● **WHAT TO WORK ON**: Repeat, exactly as written, all of the entries, but not their pictures.

*** Opening EXTRACTED ENTRIES ***

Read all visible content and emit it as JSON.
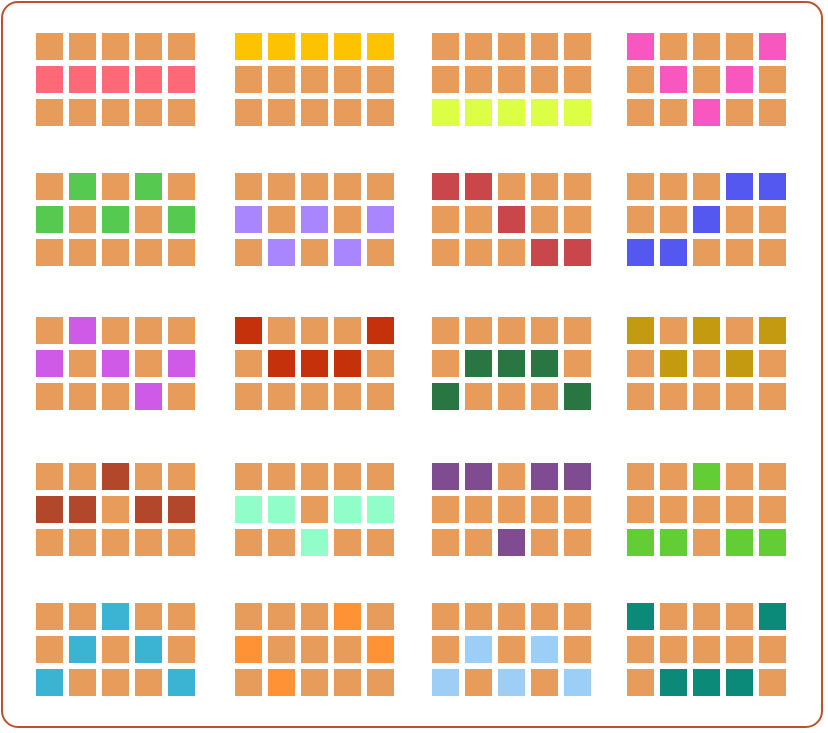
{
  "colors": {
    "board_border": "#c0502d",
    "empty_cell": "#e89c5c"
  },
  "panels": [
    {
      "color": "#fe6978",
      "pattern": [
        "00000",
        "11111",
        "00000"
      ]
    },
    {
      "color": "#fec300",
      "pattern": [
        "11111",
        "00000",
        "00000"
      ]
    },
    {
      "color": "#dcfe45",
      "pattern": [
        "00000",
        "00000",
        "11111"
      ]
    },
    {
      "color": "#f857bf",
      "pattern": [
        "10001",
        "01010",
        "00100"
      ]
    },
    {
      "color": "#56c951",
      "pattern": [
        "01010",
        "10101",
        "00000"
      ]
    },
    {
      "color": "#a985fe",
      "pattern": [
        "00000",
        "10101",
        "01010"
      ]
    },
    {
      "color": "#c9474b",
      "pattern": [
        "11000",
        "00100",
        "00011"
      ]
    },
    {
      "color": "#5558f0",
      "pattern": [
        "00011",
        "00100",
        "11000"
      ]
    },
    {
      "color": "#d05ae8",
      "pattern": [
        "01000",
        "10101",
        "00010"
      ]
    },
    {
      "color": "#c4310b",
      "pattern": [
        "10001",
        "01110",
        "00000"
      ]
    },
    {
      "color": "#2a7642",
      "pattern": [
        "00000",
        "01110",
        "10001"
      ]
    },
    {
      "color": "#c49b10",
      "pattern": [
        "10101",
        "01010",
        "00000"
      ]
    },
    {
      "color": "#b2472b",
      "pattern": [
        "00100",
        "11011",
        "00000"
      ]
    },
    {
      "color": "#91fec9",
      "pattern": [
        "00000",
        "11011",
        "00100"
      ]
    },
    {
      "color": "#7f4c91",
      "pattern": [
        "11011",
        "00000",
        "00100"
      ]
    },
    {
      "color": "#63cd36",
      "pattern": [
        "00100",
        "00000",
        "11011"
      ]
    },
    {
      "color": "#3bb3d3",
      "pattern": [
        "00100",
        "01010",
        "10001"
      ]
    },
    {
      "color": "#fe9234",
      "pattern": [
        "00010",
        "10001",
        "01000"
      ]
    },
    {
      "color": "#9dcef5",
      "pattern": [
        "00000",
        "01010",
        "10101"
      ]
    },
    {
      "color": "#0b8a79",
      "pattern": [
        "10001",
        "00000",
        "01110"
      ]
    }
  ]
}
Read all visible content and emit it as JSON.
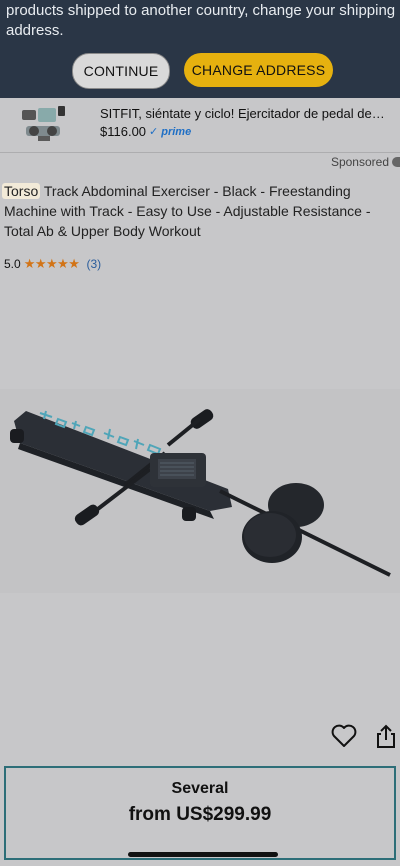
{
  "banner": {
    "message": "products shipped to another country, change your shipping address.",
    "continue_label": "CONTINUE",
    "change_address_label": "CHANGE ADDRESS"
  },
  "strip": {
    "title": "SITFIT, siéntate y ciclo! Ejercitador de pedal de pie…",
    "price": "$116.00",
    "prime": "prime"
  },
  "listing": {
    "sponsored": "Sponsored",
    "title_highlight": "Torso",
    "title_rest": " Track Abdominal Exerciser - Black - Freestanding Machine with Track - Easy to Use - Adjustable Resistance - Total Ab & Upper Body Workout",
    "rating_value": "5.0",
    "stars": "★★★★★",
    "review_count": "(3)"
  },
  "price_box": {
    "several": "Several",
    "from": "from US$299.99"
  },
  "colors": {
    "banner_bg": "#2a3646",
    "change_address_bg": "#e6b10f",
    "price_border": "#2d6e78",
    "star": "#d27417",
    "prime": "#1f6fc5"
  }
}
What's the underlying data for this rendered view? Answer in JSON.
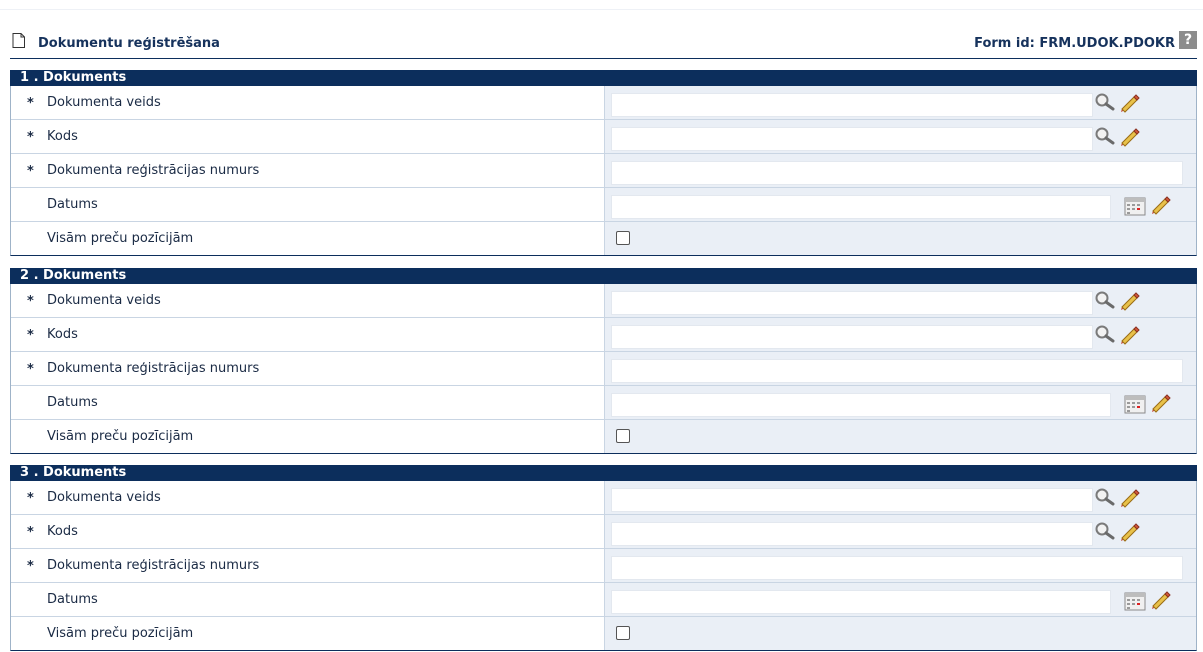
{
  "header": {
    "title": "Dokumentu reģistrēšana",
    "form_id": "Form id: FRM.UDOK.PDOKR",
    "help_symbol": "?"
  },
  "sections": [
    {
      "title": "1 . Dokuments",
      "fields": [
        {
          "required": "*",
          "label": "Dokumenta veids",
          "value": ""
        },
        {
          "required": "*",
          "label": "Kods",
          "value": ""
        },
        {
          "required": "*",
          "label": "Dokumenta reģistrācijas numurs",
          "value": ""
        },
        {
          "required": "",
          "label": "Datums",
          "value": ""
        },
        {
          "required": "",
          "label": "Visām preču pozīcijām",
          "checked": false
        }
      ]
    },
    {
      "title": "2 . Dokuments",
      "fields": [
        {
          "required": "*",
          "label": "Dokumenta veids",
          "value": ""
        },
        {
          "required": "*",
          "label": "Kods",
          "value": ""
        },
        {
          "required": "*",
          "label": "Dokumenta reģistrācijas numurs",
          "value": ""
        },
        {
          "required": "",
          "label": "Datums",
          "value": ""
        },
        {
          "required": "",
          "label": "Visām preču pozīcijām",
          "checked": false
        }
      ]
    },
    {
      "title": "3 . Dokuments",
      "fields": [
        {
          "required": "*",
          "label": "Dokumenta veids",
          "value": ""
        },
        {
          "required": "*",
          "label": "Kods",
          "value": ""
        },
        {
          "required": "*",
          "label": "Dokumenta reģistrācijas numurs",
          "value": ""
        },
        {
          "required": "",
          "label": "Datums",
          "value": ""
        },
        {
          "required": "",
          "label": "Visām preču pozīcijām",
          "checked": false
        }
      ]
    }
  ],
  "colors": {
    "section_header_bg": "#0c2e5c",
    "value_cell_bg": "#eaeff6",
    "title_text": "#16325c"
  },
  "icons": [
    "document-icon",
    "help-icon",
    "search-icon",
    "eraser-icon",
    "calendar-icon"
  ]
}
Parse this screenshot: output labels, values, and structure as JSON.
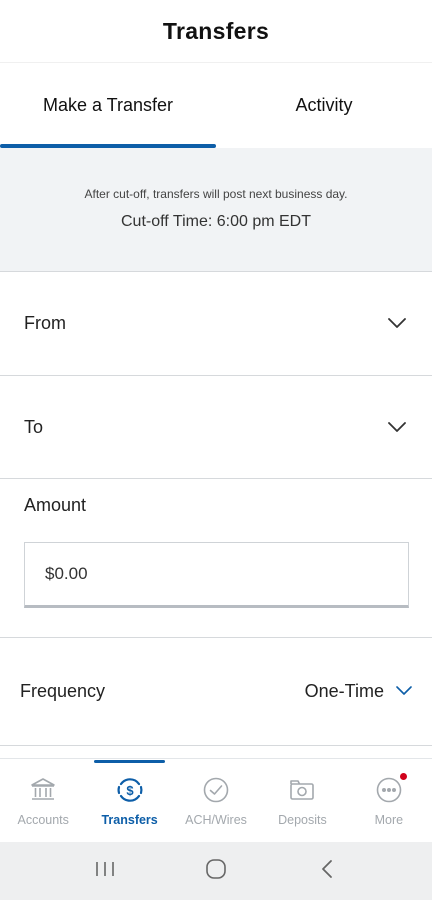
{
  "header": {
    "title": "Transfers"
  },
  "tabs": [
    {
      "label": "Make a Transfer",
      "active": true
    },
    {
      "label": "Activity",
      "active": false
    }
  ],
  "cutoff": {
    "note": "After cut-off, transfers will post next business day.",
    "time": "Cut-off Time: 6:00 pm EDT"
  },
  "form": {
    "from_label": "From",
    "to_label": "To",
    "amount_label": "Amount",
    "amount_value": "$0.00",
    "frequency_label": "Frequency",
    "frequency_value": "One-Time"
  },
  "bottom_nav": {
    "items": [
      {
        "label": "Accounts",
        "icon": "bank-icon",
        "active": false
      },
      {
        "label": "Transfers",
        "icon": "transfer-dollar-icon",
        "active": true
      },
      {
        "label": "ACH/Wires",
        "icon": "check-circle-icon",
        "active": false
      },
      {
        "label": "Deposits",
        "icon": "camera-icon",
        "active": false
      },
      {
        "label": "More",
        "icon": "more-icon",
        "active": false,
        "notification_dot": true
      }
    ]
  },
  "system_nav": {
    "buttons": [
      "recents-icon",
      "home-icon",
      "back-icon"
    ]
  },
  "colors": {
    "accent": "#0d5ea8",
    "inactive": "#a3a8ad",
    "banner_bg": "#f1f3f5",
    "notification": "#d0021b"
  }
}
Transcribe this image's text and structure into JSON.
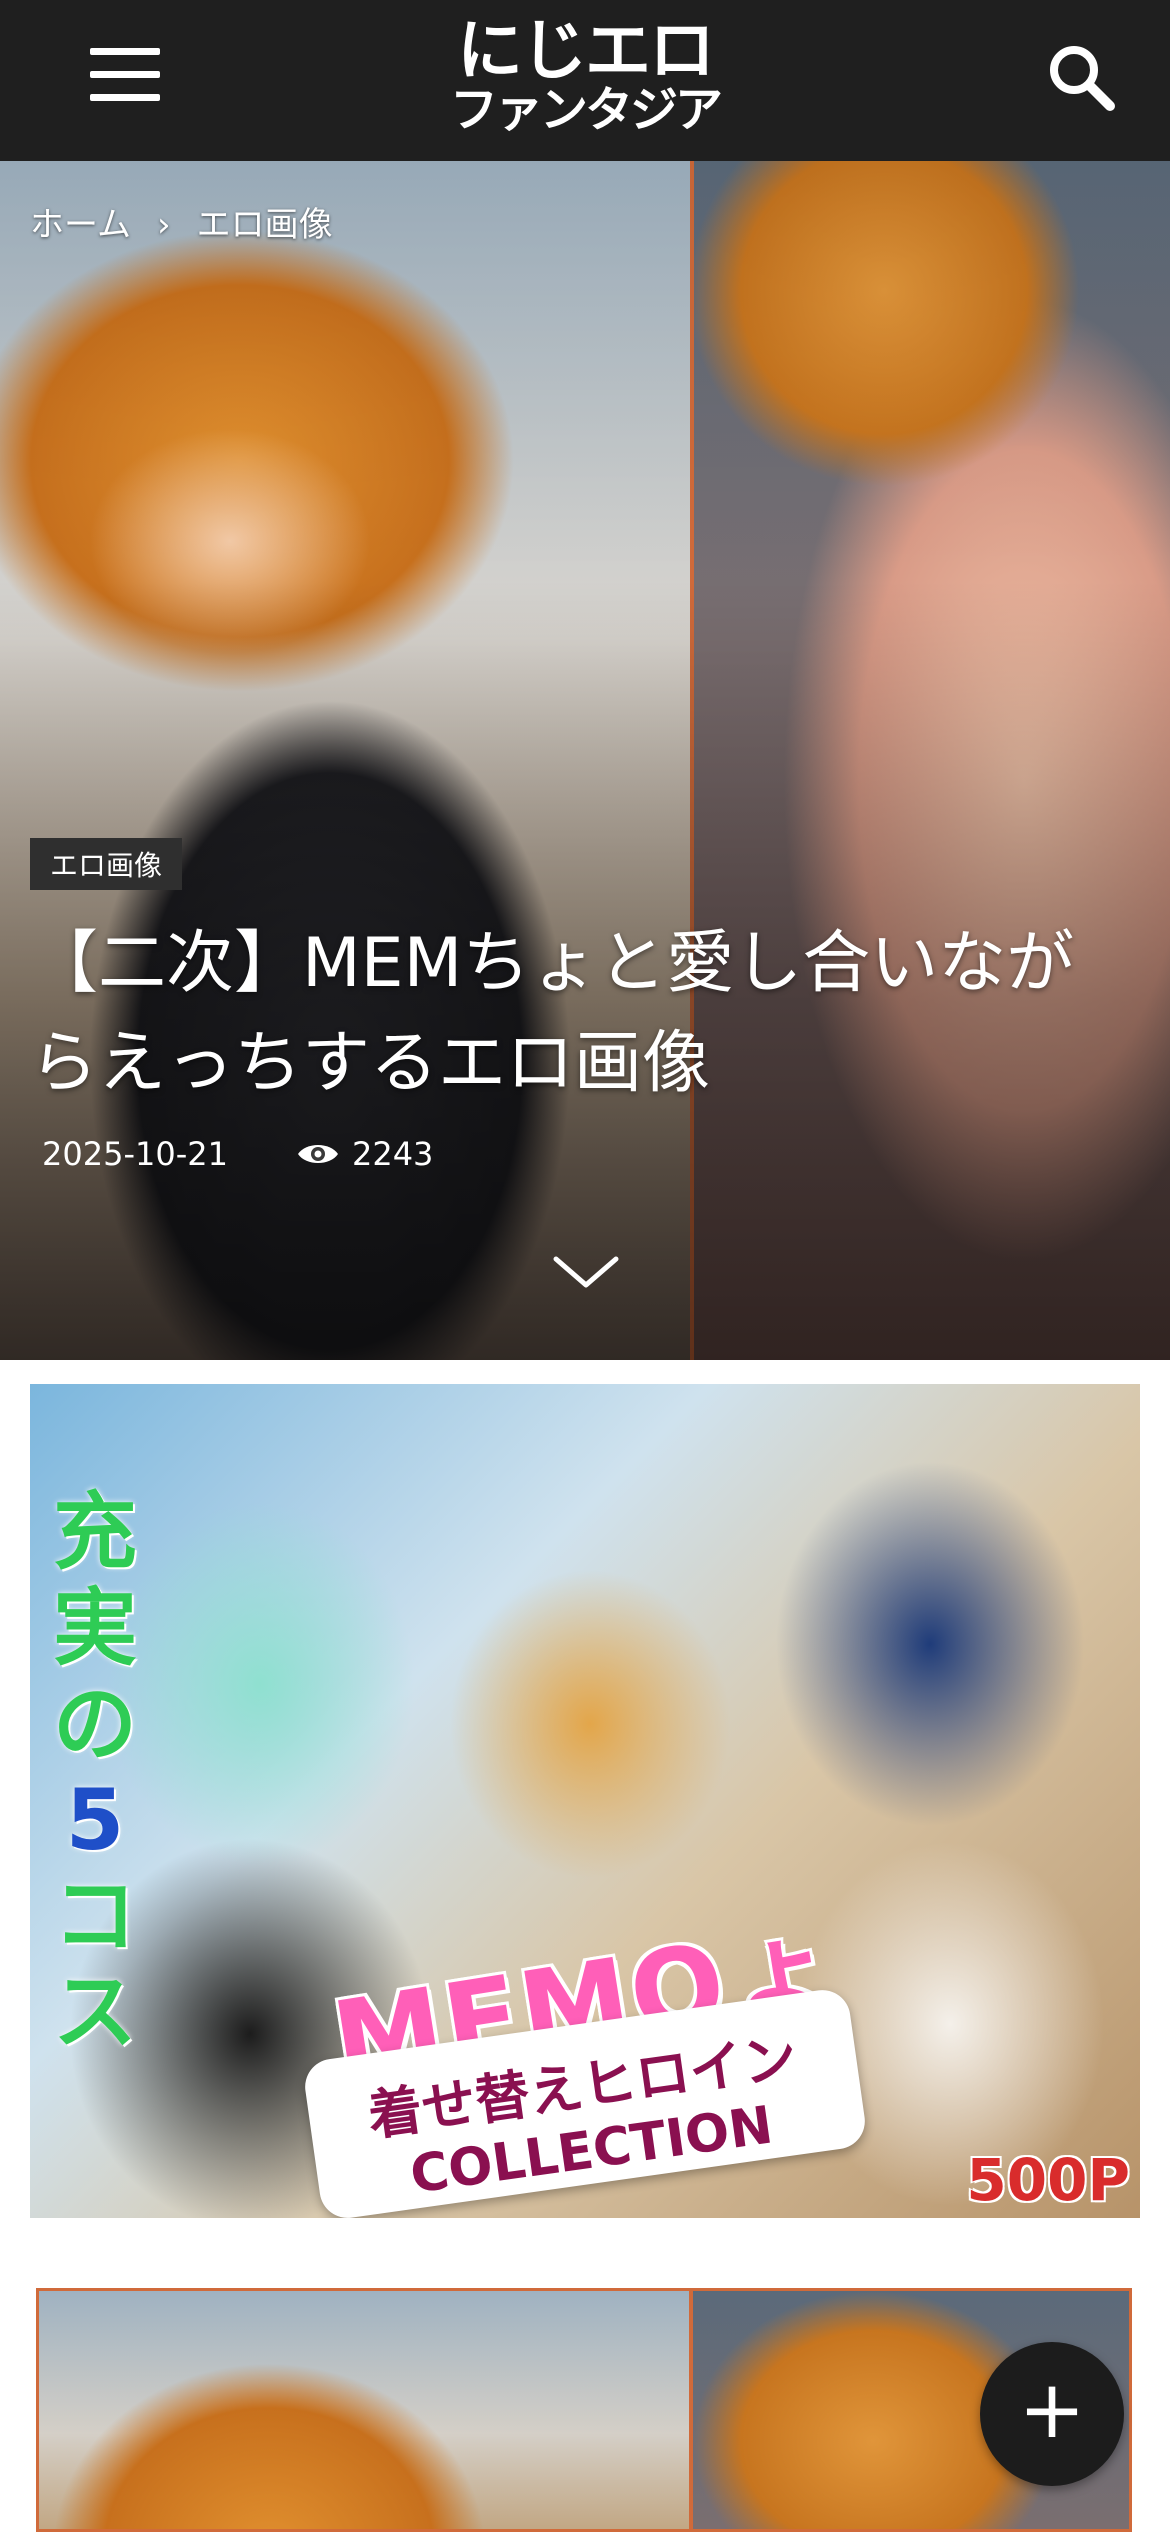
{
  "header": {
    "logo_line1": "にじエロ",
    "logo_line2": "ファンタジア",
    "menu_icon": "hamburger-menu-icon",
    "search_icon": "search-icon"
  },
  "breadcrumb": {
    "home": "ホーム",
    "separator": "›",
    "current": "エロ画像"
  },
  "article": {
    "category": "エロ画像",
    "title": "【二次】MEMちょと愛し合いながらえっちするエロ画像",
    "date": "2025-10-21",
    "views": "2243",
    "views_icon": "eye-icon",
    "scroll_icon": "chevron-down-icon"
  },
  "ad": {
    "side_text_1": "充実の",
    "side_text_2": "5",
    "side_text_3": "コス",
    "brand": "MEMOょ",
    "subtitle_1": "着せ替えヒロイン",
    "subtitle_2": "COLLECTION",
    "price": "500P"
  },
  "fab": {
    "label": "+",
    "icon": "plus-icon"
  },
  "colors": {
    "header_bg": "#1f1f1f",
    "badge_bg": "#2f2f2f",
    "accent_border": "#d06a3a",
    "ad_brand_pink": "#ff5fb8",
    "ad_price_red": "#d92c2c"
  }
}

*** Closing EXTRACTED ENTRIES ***

● **ANSWER SECTION**:
Read all visible content and emit it as JSON.
{
  "colors": {
    "board_border": "#c0502d",
    "empty_cell": "#e89c5c"
  },
  "panels": [
    {
      "color": "#fe6978",
      "pattern": [
        "00000",
        "11111",
        "00000"
      ]
    },
    {
      "color": "#fec300",
      "pattern": [
        "11111",
        "00000",
        "00000"
      ]
    },
    {
      "color": "#dcfe45",
      "pattern": [
        "00000",
        "00000",
        "11111"
      ]
    },
    {
      "color": "#f857bf",
      "pattern": [
        "10001",
        "01010",
        "00100"
      ]
    },
    {
      "color": "#56c951",
      "pattern": [
        "01010",
        "10101",
        "00000"
      ]
    },
    {
      "color": "#a985fe",
      "pattern": [
        "00000",
        "10101",
        "01010"
      ]
    },
    {
      "color": "#c9474b",
      "pattern": [
        "11000",
        "00100",
        "00011"
      ]
    },
    {
      "color": "#5558f0",
      "pattern": [
        "00011",
        "00100",
        "11000"
      ]
    },
    {
      "color": "#d05ae8",
      "pattern": [
        "01000",
        "10101",
        "00010"
      ]
    },
    {
      "color": "#c4310b",
      "pattern": [
        "10001",
        "01110",
        "00000"
      ]
    },
    {
      "color": "#2a7642",
      "pattern": [
        "00000",
        "01110",
        "10001"
      ]
    },
    {
      "color": "#c49b10",
      "pattern": [
        "10101",
        "01010",
        "00000"
      ]
    },
    {
      "color": "#b2472b",
      "pattern": [
        "00100",
        "11011",
        "00000"
      ]
    },
    {
      "color": "#91fec9",
      "pattern": [
        "00000",
        "11011",
        "00100"
      ]
    },
    {
      "color": "#7f4c91",
      "pattern": [
        "11011",
        "00000",
        "00100"
      ]
    },
    {
      "color": "#63cd36",
      "pattern": [
        "00100",
        "00000",
        "11011"
      ]
    },
    {
      "color": "#3bb3d3",
      "pattern": [
        "00100",
        "01010",
        "10001"
      ]
    },
    {
      "color": "#fe9234",
      "pattern": [
        "00010",
        "10001",
        "01000"
      ]
    },
    {
      "color": "#9dcef5",
      "pattern": [
        "00000",
        "01010",
        "10101"
      ]
    },
    {
      "color": "#0b8a79",
      "pattern": [
        "10001",
        "00000",
        "01110"
      ]
    }
  ]
}
Read all visible content and emit it as JSON.
{
  "banner": {
    "message": "products shipped to another country, change your shipping address.",
    "continue_label": "CONTINUE",
    "change_address_label": "CHANGE ADDRESS"
  },
  "strip": {
    "title": "SITFIT, siéntate y ciclo! Ejercitador de pedal de pie…",
    "price": "$116.00",
    "prime": "prime"
  },
  "listing": {
    "sponsored": "Sponsored",
    "title_highlight": "Torso",
    "title_rest": " Track Abdominal Exerciser - Black - Freestanding Machine with Track - Easy to Use - Adjustable Resistance - Total Ab & Upper Body Workout",
    "rating_value": "5.0",
    "stars": "★★★★★",
    "review_count": "(3)"
  },
  "price_box": {
    "several": "Several",
    "from": "from US$299.99"
  },
  "colors": {
    "banner_bg": "#2a3646",
    "change_address_bg": "#e6b10f",
    "price_border": "#2d6e78",
    "star": "#d27417",
    "prime": "#1f6fc5"
  }
}
What's the underlying data for this rendered view? Answer in JSON.
{
  "header": {
    "title": "Dokumentu reģistrēšana",
    "form_id": "Form id: FRM.UDOK.PDOKR",
    "help_symbol": "?"
  },
  "sections": [
    {
      "title": "1 . Dokuments",
      "fields": [
        {
          "required": "*",
          "label": "Dokumenta veids",
          "value": ""
        },
        {
          "required": "*",
          "label": "Kods",
          "value": ""
        },
        {
          "required": "*",
          "label": "Dokumenta reģistrācijas numurs",
          "value": ""
        },
        {
          "required": "",
          "label": "Datums",
          "value": ""
        },
        {
          "required": "",
          "label": "Visām preču pozīcijām",
          "checked": false
        }
      ]
    },
    {
      "title": "2 . Dokuments",
      "fields": [
        {
          "required": "*",
          "label": "Dokumenta veids",
          "value": ""
        },
        {
          "required": "*",
          "label": "Kods",
          "value": ""
        },
        {
          "required": "*",
          "label": "Dokumenta reģistrācijas numurs",
          "value": ""
        },
        {
          "required": "",
          "label": "Datums",
          "value": ""
        },
        {
          "required": "",
          "label": "Visām preču pozīcijām",
          "checked": false
        }
      ]
    },
    {
      "title": "3 . Dokuments",
      "fields": [
        {
          "required": "*",
          "label": "Dokumenta veids",
          "value": ""
        },
        {
          "required": "*",
          "label": "Kods",
          "value": ""
        },
        {
          "required": "*",
          "label": "Dokumenta reģistrācijas numurs",
          "value": ""
        },
        {
          "required": "",
          "label": "Datums",
          "value": ""
        },
        {
          "required": "",
          "label": "Visām preču pozīcijām",
          "checked": false
        }
      ]
    }
  ],
  "colors": {
    "section_header_bg": "#0c2e5c",
    "value_cell_bg": "#eaeff6",
    "title_text": "#16325c"
  },
  "icons": [
    "document-icon",
    "help-icon",
    "search-icon",
    "eraser-icon",
    "calendar-icon"
  ]
}
Parse this screenshot: output labels, values, and structure as JSON.
{
  "header": {
    "title": "Transfers"
  },
  "tabs": [
    {
      "label": "Make a Transfer",
      "active": true
    },
    {
      "label": "Activity",
      "active": false
    }
  ],
  "cutoff": {
    "note": "After cut-off, transfers will post next business day.",
    "time": "Cut-off Time: 6:00 pm EDT"
  },
  "form": {
    "from_label": "From",
    "to_label": "To",
    "amount_label": "Amount",
    "amount_value": "$0.00",
    "frequency_label": "Frequency",
    "frequency_value": "One-Time"
  },
  "bottom_nav": {
    "items": [
      {
        "label": "Accounts",
        "icon": "bank-icon",
        "active": false
      },
      {
        "label": "Transfers",
        "icon": "transfer-dollar-icon",
        "active": true
      },
      {
        "label": "ACH/Wires",
        "icon": "check-circle-icon",
        "active": false
      },
      {
        "label": "Deposits",
        "icon": "camera-icon",
        "active": false
      },
      {
        "label": "More",
        "icon": "more-icon",
        "active": false,
        "notification_dot": true
      }
    ]
  },
  "system_nav": {
    "buttons": [
      "recents-icon",
      "home-icon",
      "back-icon"
    ]
  },
  "colors": {
    "accent": "#0d5ea8",
    "inactive": "#a3a8ad",
    "banner_bg": "#f1f3f5",
    "notification": "#d0021b"
  }
}
Transcribe this image's text and structure into JSON.
{
  "header": {
    "logo_line1": "にじエロ",
    "logo_line2": "ファンタジア",
    "menu_icon": "hamburger-menu-icon",
    "search_icon": "search-icon"
  },
  "breadcrumb": {
    "home": "ホーム",
    "separator": "›",
    "current": "エロ画像"
  },
  "article": {
    "category": "エロ画像",
    "title": "【二次】MEMちょと愛し合いながらえっちするエロ画像",
    "date": "2025-10-21",
    "views": "2243",
    "views_icon": "eye-icon",
    "scroll_icon": "chevron-down-icon"
  },
  "ad": {
    "side_text_1": "充実の",
    "side_text_2": "5",
    "side_text_3": "コス",
    "brand": "MEMOょ",
    "subtitle_1": "着せ替えヒロイン",
    "subtitle_2": "COLLECTION",
    "price": "500P"
  },
  "fab": {
    "label": "+",
    "icon": "plus-icon"
  },
  "colors": {
    "header_bg": "#1f1f1f",
    "badge_bg": "#2f2f2f",
    "accent_border": "#d06a3a",
    "ad_brand_pink": "#ff5fb8",
    "ad_price_red": "#d92c2c"
  }
}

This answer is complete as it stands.